**PROBLEM TO SOLVE**
Filter the data for lines with the word "reply" and copy those lines.

▼

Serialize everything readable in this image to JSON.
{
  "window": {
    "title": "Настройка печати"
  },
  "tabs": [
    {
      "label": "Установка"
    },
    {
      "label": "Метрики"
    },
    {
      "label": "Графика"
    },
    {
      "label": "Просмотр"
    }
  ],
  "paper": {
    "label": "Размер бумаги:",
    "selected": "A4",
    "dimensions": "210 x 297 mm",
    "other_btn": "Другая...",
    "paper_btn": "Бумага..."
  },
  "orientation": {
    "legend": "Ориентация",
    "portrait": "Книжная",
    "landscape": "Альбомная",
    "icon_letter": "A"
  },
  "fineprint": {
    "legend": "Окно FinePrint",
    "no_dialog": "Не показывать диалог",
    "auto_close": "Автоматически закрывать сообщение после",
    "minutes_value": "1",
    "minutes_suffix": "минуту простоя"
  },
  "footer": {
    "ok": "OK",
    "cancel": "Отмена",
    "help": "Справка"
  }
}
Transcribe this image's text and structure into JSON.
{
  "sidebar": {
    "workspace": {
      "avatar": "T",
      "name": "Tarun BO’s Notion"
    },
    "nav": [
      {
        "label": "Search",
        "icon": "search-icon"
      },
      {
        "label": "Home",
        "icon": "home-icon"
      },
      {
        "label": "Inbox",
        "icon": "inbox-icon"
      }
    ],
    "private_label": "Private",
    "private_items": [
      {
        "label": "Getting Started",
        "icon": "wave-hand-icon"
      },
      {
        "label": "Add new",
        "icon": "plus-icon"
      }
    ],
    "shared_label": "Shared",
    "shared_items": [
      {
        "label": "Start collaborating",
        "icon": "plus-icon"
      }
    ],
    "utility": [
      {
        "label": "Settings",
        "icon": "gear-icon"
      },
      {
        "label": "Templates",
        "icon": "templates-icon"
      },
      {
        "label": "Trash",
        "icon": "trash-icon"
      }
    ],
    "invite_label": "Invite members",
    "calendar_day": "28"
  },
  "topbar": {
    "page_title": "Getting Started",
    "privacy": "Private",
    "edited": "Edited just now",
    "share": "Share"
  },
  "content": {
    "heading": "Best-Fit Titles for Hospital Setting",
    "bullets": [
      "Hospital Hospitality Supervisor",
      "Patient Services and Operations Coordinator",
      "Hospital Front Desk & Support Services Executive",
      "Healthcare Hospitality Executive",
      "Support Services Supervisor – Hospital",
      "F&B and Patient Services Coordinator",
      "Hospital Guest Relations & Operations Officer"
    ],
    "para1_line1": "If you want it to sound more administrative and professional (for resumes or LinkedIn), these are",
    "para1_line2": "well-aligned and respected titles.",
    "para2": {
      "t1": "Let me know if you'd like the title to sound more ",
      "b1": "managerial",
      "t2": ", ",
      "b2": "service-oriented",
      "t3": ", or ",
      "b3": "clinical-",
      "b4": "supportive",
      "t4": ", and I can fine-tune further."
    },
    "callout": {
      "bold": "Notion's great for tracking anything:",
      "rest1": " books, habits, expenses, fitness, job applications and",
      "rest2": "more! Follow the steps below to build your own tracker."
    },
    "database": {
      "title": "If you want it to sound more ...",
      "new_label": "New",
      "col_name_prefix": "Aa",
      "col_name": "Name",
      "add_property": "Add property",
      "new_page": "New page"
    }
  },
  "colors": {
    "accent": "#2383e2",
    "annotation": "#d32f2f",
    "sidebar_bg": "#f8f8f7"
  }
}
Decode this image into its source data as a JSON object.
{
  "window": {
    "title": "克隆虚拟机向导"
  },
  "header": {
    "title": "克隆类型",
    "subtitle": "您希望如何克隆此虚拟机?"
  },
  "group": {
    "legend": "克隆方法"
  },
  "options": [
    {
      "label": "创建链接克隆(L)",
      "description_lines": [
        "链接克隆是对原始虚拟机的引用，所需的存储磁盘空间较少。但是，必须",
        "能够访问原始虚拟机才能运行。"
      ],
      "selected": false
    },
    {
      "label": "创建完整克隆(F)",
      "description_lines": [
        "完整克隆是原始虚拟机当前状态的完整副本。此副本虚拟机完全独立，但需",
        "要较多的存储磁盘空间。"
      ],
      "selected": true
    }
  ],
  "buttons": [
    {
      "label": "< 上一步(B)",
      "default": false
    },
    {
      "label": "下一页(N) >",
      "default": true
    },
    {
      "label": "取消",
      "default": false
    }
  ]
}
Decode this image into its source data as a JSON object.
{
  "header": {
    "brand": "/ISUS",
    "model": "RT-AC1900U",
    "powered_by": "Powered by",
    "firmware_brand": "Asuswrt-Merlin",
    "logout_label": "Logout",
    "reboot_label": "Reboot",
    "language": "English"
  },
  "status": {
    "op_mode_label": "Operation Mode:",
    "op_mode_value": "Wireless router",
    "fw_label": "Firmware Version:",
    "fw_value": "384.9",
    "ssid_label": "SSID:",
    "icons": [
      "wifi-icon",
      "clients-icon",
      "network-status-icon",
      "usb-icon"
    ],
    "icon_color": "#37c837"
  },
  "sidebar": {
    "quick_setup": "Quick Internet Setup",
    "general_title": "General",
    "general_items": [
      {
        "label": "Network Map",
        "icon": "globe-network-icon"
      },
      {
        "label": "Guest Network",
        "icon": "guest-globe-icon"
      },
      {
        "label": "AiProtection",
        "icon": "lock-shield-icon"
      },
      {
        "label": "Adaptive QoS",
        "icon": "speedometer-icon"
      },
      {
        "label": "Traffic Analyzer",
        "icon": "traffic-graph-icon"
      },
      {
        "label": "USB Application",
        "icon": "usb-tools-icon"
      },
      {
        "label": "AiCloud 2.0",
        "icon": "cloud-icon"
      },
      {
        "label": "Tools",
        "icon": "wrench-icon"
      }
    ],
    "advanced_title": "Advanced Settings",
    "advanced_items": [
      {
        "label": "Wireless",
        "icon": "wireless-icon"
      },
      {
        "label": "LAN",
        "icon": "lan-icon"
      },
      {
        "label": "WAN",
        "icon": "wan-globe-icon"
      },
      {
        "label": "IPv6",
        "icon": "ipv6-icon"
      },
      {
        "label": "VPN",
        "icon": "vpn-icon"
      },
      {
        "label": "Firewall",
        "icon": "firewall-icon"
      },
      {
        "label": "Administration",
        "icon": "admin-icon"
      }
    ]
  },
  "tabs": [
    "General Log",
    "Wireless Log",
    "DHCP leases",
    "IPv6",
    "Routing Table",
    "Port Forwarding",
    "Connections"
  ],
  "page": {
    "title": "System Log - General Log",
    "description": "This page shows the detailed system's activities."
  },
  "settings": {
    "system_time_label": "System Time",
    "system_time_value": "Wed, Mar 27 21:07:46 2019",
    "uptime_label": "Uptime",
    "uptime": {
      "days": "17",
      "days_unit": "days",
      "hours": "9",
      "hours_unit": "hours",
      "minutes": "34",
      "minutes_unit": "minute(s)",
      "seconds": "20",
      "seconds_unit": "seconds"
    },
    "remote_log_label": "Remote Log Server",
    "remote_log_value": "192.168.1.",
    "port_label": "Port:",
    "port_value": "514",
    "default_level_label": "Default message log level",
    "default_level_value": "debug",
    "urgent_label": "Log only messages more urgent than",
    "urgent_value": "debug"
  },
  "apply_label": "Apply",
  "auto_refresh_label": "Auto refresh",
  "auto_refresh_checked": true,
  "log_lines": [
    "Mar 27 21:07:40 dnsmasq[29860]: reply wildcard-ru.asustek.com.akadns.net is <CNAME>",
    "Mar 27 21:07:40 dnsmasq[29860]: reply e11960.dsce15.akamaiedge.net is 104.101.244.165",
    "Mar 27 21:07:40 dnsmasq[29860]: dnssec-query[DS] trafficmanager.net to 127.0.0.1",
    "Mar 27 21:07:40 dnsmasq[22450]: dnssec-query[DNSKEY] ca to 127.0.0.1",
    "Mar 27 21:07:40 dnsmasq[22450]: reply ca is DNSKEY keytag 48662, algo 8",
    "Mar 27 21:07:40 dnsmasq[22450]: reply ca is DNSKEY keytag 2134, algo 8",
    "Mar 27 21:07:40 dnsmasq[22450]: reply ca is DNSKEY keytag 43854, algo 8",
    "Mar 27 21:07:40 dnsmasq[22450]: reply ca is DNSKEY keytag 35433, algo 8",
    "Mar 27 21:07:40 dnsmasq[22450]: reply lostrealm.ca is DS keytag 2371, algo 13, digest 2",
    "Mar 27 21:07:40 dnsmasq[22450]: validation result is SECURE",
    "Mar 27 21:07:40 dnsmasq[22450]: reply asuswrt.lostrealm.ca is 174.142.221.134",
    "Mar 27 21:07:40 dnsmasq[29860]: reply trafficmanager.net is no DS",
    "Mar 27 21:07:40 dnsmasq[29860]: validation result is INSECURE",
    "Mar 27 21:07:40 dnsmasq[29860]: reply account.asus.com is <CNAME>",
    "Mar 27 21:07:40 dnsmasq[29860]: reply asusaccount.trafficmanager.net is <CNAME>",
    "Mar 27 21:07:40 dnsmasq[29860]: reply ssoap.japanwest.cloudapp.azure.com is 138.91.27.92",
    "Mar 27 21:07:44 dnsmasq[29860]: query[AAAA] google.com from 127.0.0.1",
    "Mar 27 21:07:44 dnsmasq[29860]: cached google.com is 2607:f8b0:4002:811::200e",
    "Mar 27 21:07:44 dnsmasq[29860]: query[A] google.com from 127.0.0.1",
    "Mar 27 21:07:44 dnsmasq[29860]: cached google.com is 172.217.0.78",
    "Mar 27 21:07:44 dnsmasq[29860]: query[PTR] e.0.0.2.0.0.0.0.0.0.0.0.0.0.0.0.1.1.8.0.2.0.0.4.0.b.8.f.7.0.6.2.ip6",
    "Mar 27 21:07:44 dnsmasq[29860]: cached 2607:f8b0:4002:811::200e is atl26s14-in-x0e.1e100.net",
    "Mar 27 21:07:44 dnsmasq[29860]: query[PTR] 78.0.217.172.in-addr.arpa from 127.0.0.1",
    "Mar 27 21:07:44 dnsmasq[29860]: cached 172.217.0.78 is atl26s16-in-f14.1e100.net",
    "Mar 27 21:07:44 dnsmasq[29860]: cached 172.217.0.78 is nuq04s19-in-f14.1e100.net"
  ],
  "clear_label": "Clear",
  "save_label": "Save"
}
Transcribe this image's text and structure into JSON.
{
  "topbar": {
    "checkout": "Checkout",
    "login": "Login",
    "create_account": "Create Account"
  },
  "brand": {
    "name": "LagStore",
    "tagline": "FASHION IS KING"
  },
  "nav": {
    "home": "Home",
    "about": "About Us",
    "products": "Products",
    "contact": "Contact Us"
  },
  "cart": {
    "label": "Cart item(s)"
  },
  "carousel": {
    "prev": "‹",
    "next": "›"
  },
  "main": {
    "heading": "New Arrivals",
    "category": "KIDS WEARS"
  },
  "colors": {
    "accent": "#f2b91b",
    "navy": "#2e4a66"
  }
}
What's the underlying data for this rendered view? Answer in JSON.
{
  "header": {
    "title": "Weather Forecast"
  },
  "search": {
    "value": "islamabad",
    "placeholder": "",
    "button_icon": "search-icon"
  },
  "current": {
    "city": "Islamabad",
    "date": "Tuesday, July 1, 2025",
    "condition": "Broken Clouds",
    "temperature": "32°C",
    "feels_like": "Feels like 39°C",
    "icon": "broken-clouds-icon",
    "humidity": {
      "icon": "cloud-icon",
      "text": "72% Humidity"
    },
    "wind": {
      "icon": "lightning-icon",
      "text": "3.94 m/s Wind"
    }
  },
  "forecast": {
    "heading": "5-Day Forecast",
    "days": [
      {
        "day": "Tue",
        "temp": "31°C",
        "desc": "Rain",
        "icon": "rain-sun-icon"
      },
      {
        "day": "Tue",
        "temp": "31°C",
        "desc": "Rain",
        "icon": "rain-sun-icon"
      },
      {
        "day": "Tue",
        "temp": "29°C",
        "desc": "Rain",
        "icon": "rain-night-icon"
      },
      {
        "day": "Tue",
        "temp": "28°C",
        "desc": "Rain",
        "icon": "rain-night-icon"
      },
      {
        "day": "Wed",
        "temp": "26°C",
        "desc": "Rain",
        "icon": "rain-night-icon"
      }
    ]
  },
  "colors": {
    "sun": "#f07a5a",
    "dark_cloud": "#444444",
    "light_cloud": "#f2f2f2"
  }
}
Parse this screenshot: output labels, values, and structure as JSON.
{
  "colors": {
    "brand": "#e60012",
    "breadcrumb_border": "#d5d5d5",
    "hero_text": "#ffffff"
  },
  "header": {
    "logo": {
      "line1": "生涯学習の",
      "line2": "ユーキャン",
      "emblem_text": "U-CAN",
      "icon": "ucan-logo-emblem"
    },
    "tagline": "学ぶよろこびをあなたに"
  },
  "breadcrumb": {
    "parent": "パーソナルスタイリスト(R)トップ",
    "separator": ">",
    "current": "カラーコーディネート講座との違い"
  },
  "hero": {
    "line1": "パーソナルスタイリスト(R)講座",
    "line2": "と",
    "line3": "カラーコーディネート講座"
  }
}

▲

**COMPLETED EXERCISE**
    "Mar 27 21:07:40 dnsmasq[29860]: reply wildcard-ru.asustek.com.akadns.net is <CNAME>",
    "Mar 27 21:07:40 dnsmasq[29860]: reply e11960.dsce15.akamaiedge.net is 104.101.244.165",
    "Mar 27 21:07:40 dnsmasq[22450]: reply ca is DNSKEY keytag 48662, algo 8",
    "Mar 27 21:07:40 dnsmasq[22450]: reply ca is DNSKEY keytag 2134, algo 8",
    "Mar 27 21:07:40 dnsmasq[22450]: reply ca is DNSKEY keytag 43854, algo 8",
    "Mar 27 21:07:40 dnsmasq[22450]: reply ca is DNSKEY keytag 35433, algo 8",
    "Mar 27 21:07:40 dnsmasq[22450]: reply lostrealm.ca is DS keytag 2371, algo 13, digest 2",
    "Mar 27 21:07:40 dnsmasq[22450]: reply asuswrt.lostrealm.ca is 174.142.221.134",
    "Mar 27 21:07:40 dnsmasq[29860]: reply trafficmanager.net is no DS",
    "Mar 27 21:07:40 dnsmasq[29860]: reply account.asus.com is <CNAME>",
    "Mar 27 21:07:40 dnsmasq[29860]: reply asusaccount.trafficmanager.net is <CNAME>",
    "Mar 27 21:07:40 dnsmasq[29860]: reply ssoap.japanwest.cloudapp.azure.com is 138.91.27.92",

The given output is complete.